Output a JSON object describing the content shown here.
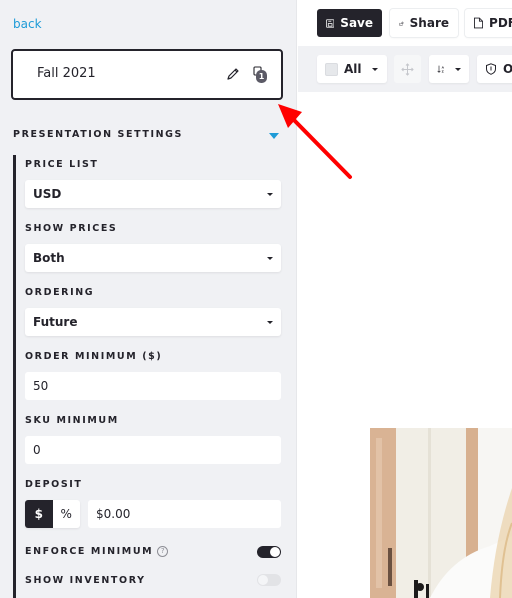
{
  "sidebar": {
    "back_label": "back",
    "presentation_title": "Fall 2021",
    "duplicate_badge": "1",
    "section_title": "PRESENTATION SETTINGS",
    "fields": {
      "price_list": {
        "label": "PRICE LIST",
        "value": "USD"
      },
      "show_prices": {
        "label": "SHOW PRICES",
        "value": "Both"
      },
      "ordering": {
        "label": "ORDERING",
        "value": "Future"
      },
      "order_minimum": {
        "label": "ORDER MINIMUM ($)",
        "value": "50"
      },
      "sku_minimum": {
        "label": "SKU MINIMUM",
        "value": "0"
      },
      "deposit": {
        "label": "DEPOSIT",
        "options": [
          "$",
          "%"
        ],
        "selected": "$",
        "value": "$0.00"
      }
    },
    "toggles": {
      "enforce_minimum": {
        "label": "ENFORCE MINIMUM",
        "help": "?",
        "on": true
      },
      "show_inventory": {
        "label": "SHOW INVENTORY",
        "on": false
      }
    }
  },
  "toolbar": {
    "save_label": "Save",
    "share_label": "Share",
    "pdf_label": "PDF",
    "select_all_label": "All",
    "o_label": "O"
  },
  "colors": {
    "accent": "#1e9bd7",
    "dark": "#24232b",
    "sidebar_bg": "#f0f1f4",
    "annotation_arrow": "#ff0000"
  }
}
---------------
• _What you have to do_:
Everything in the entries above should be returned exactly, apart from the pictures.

• _Task response_:
Output a JSON object describing the content shown here.
{
  "sidebar": {
    "back_label": "back",
    "presentation_title": "Fall 2021",
    "duplicate_badge": "1",
    "section_title": "PRESENTATION SETTINGS",
    "fields": {
      "price_list": {
        "label": "PRICE LIST",
        "value": "USD"
      },
      "show_prices": {
        "label": "SHOW PRICES",
        "value": "Both"
      },
      "ordering": {
        "label": "ORDERING",
        "value": "Future"
      },
      "order_minimum": {
        "label": "ORDER MINIMUM ($)",
        "value": "50"
      },
      "sku_minimum": {
        "label": "SKU MINIMUM",
        "value": "0"
      },
      "deposit": {
        "label": "DEPOSIT",
        "options": [
          "$",
          "%"
        ],
        "selected": "$",
        "value": "$0.00"
      }
    },
    "toggles": {
      "enforce_minimum": {
        "label": "ENFORCE MINIMUM",
        "help": "?",
        "on": true
      },
      "show_inventory": {
        "label": "SHOW INVENTORY",
        "on": false
      }
    }
  },
  "toolbar": {
    "save_label": "Save",
    "share_label": "Share",
    "pdf_label": "PDF",
    "select_all_label": "All",
    "o_label": "O"
  },
  "colors": {
    "accent": "#1e9bd7",
    "dark": "#24232b",
    "sidebar_bg": "#f0f1f4",
    "annotation_arrow": "#ff0000"
  }
}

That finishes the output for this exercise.